BEGIN DATA EXTRACTS
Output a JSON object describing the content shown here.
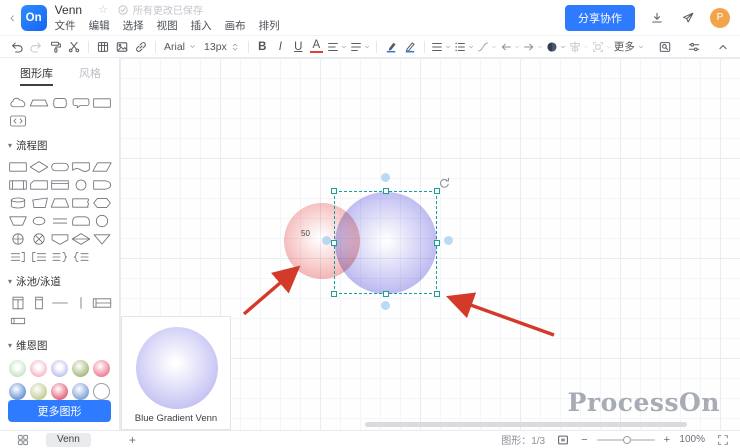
{
  "header": {
    "back_icon": "‹",
    "logo_text": "On",
    "title": "Venn",
    "star_icon": "☆",
    "save_status": "所有更改已保存",
    "menus": [
      "文件",
      "编辑",
      "选择",
      "视图",
      "插入",
      "画布",
      "排列"
    ],
    "share_button": "分享协作",
    "avatar_initial": "P"
  },
  "toolbar": {
    "font_family": "Arial",
    "font_size": "13px",
    "bold_label": "B",
    "italic_label": "I",
    "underline_label": "U",
    "font_color_label": "A",
    "more_label": "更多"
  },
  "sidebar": {
    "tabs": [
      {
        "label": "图形库",
        "active": true
      },
      {
        "label": "风格",
        "active": false
      }
    ],
    "recent_shapes": [
      "cloud",
      "trapezoid2",
      "rounded-square",
      "callout",
      "rectangle",
      "code-block"
    ],
    "sections": [
      {
        "title": "流程图",
        "shapes": [
          "rectangle",
          "diamond",
          "stadium",
          "document",
          "parallelogram",
          "predefined-process",
          "card",
          "internal-storage",
          "circle",
          "delay",
          "database",
          "manual-operation",
          "trapezoid",
          "torn-paper",
          "hexagon",
          "trapezoid-down",
          "ellipse",
          "double-line",
          "half-stadium",
          "circle-large",
          "circle-plus",
          "circle-cross",
          "shield",
          "diamond-line",
          "triangle-down",
          "list-right-bracket",
          "list-left-bracket",
          "list-right-brace",
          "list-left-brace"
        ]
      },
      {
        "title": "泳池/泳道",
        "shapes": [
          "pool-vertical",
          "lane-vertical",
          "horizontal-line",
          "vertical-line",
          "pool-horizontal",
          "lane-horizontal"
        ]
      },
      {
        "title": "维恩图",
        "palette": [
          {
            "style": "ring",
            "color": "#b7dfb9"
          },
          {
            "style": "ring",
            "color": "#f2a8bc"
          },
          {
            "style": "ring",
            "color": "#b3b3ef"
          },
          {
            "style": "solid",
            "color": "#a9bd82"
          },
          {
            "style": "solid",
            "color": "#ec8399"
          },
          {
            "style": "solid",
            "color": "#6b96d8"
          },
          {
            "style": "solid",
            "color": "#c3cf96"
          },
          {
            "style": "solid",
            "color": "#e26a82"
          },
          {
            "style": "solid",
            "color": "#86a4d8"
          },
          {
            "style": "outline",
            "color": "#9aa0a8"
          }
        ]
      }
    ],
    "more_shapes_button": "更多图形"
  },
  "canvas": {
    "venn_label": "50",
    "left_circle_color": "#ee9d9d",
    "right_circle_color": "#a39fe9",
    "selection_color": "#18a096",
    "arrow_color": "#d43a2a",
    "preview_caption": "Blue Gradient Venn",
    "watermark": "ProcessOn"
  },
  "footer": {
    "page_tab": "Venn",
    "add_label": "+",
    "shape_count": "图形：1/3",
    "zoom_out": "−",
    "zoom_in": "+",
    "zoom_level": "100%"
  }
}
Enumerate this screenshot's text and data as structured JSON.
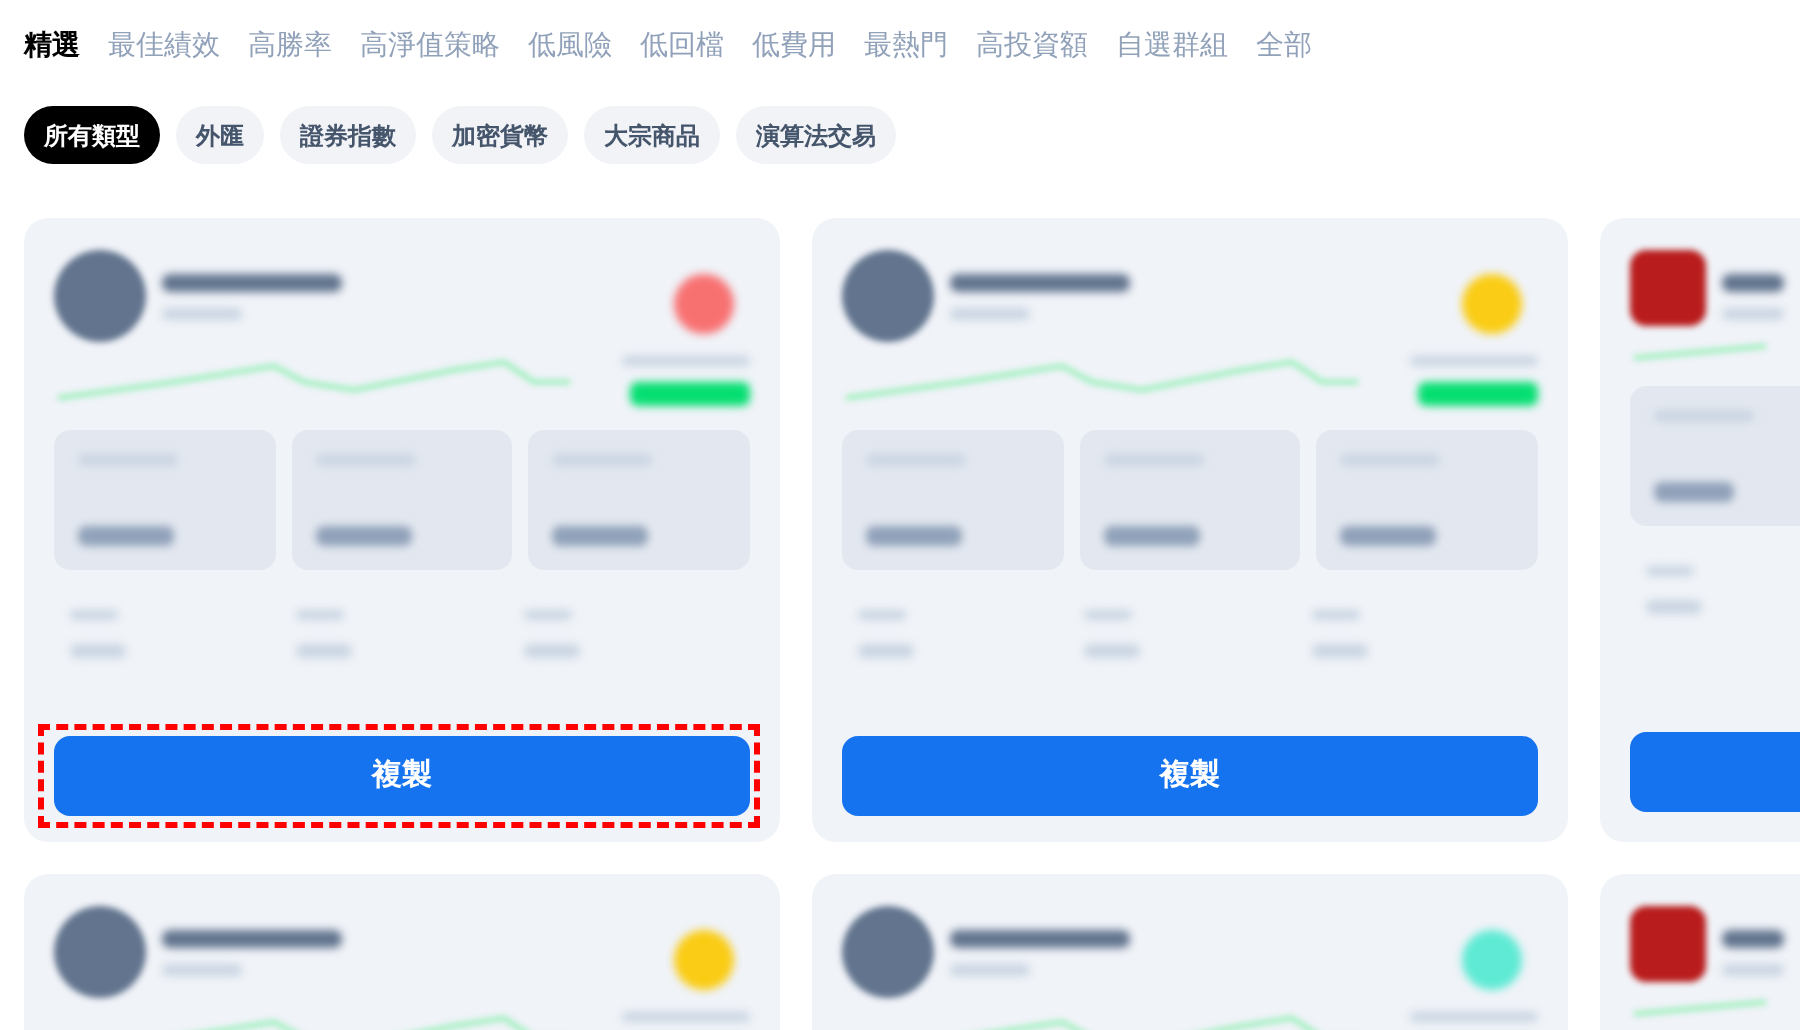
{
  "tabs": [
    {
      "label": "精選",
      "selected": true
    },
    {
      "label": "最佳績效",
      "selected": false
    },
    {
      "label": "高勝率",
      "selected": false
    },
    {
      "label": "高淨值策略",
      "selected": false
    },
    {
      "label": "低風險",
      "selected": false
    },
    {
      "label": "低回檔",
      "selected": false
    },
    {
      "label": "低費用",
      "selected": false
    },
    {
      "label": "最熱門",
      "selected": false
    },
    {
      "label": "高投資額",
      "selected": false
    },
    {
      "label": "自選群組",
      "selected": false
    },
    {
      "label": "全部",
      "selected": false
    }
  ],
  "filters": [
    {
      "label": "所有類型",
      "selected": true
    },
    {
      "label": "外匯",
      "selected": false
    },
    {
      "label": "證券指數",
      "selected": false
    },
    {
      "label": "加密貨幣",
      "selected": false
    },
    {
      "label": "大宗商品",
      "selected": false
    },
    {
      "label": "演算法交易",
      "selected": false
    }
  ],
  "cards": [
    {
      "kind": "full",
      "color": "#f87171",
      "button": "複製",
      "highlighted": true
    },
    {
      "kind": "full",
      "color": "#facc15",
      "button": "複製",
      "highlighted": false
    },
    {
      "kind": "clipped",
      "has_button": true
    },
    {
      "kind": "full",
      "color": "#facc15"
    },
    {
      "kind": "full",
      "color": "#5eead4"
    },
    {
      "kind": "clipped"
    }
  ]
}
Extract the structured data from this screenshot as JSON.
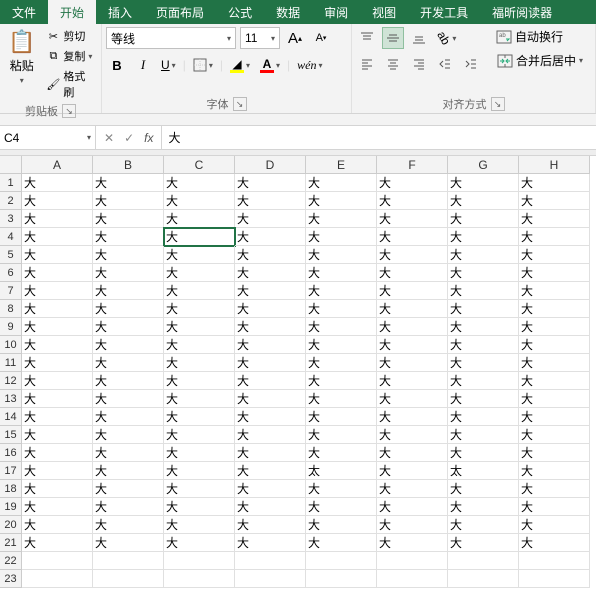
{
  "tabs": {
    "file": "文件",
    "home": "开始",
    "insert": "插入",
    "page_layout": "页面布局",
    "formulas": "公式",
    "data": "数据",
    "review": "审阅",
    "view": "视图",
    "developer": "开发工具",
    "foxit": "福昕阅读器"
  },
  "ribbon": {
    "clipboard": {
      "paste": "粘贴",
      "cut": "剪切",
      "copy": "复制",
      "format_painter": "格式刷",
      "group_label": "剪贴板"
    },
    "font": {
      "name": "等线",
      "size": "11",
      "group_label": "字体",
      "bold": "B",
      "italic": "I",
      "underline": "U",
      "wen": "wén"
    },
    "alignment": {
      "wrap_text": "自动换行",
      "merge_center": "合并后居中",
      "group_label": "对齐方式"
    }
  },
  "formula_bar": {
    "name_box": "C4",
    "fx": "fx",
    "value": "大"
  },
  "sheet": {
    "columns": [
      "A",
      "B",
      "C",
      "D",
      "E",
      "F",
      "G",
      "H"
    ],
    "selected": {
      "row": 4,
      "col": "C"
    },
    "rows": [
      {
        "n": 1,
        "c": [
          "大",
          "大",
          "大",
          "大",
          "大",
          "大",
          "大",
          "大"
        ]
      },
      {
        "n": 2,
        "c": [
          "大",
          "大",
          "大",
          "大",
          "大",
          "大",
          "大",
          "大"
        ]
      },
      {
        "n": 3,
        "c": [
          "大",
          "大",
          "大",
          "大",
          "大",
          "大",
          "大",
          "大"
        ]
      },
      {
        "n": 4,
        "c": [
          "大",
          "大",
          "大",
          "大",
          "大",
          "大",
          "大",
          "大"
        ]
      },
      {
        "n": 5,
        "c": [
          "大",
          "大",
          "大",
          "大",
          "大",
          "大",
          "大",
          "大"
        ]
      },
      {
        "n": 6,
        "c": [
          "大",
          "大",
          "大",
          "大",
          "大",
          "大",
          "大",
          "大"
        ]
      },
      {
        "n": 7,
        "c": [
          "大",
          "大",
          "大",
          "大",
          "大",
          "大",
          "大",
          "大"
        ]
      },
      {
        "n": 8,
        "c": [
          "大",
          "大",
          "大",
          "大",
          "大",
          "大",
          "大",
          "大"
        ]
      },
      {
        "n": 9,
        "c": [
          "大",
          "大",
          "大",
          "大",
          "大",
          "大",
          "大",
          "大"
        ]
      },
      {
        "n": 10,
        "c": [
          "大",
          "大",
          "大",
          "大",
          "大",
          "大",
          "大",
          "大"
        ]
      },
      {
        "n": 11,
        "c": [
          "大",
          "大",
          "大",
          "大",
          "大",
          "大",
          "大",
          "大"
        ]
      },
      {
        "n": 12,
        "c": [
          "大",
          "大",
          "大",
          "大",
          "大",
          "大",
          "大",
          "大"
        ]
      },
      {
        "n": 13,
        "c": [
          "大",
          "大",
          "大",
          "大",
          "大",
          "大",
          "大",
          "大"
        ]
      },
      {
        "n": 14,
        "c": [
          "大",
          "大",
          "大",
          "大",
          "大",
          "大",
          "大",
          "大"
        ]
      },
      {
        "n": 15,
        "c": [
          "大",
          "大",
          "大",
          "大",
          "大",
          "大",
          "大",
          "大"
        ]
      },
      {
        "n": 16,
        "c": [
          "大",
          "大",
          "大",
          "大",
          "大",
          "大",
          "大",
          "大"
        ]
      },
      {
        "n": 17,
        "c": [
          "大",
          "大",
          "大",
          "大",
          "太",
          "大",
          "太",
          "大"
        ]
      },
      {
        "n": 18,
        "c": [
          "大",
          "大",
          "大",
          "大",
          "大",
          "大",
          "大",
          "大"
        ]
      },
      {
        "n": 19,
        "c": [
          "大",
          "大",
          "大",
          "大",
          "大",
          "大",
          "大",
          "大"
        ]
      },
      {
        "n": 20,
        "c": [
          "大",
          "大",
          "大",
          "大",
          "大",
          "大",
          "大",
          "大"
        ]
      },
      {
        "n": 21,
        "c": [
          "大",
          "大",
          "大",
          "大",
          "大",
          "大",
          "大",
          "大"
        ]
      },
      {
        "n": 22,
        "c": [
          "",
          "",
          "",
          "",
          "",
          "",
          "",
          ""
        ]
      },
      {
        "n": 23,
        "c": [
          "",
          "",
          "",
          "",
          "",
          "",
          "",
          ""
        ]
      }
    ]
  }
}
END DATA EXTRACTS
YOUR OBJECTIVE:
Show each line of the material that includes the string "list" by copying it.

RESPONSE:
          "list-right-bracket",
          "list-left-bracket",
          "list-right-brace",
          "list-left-brace"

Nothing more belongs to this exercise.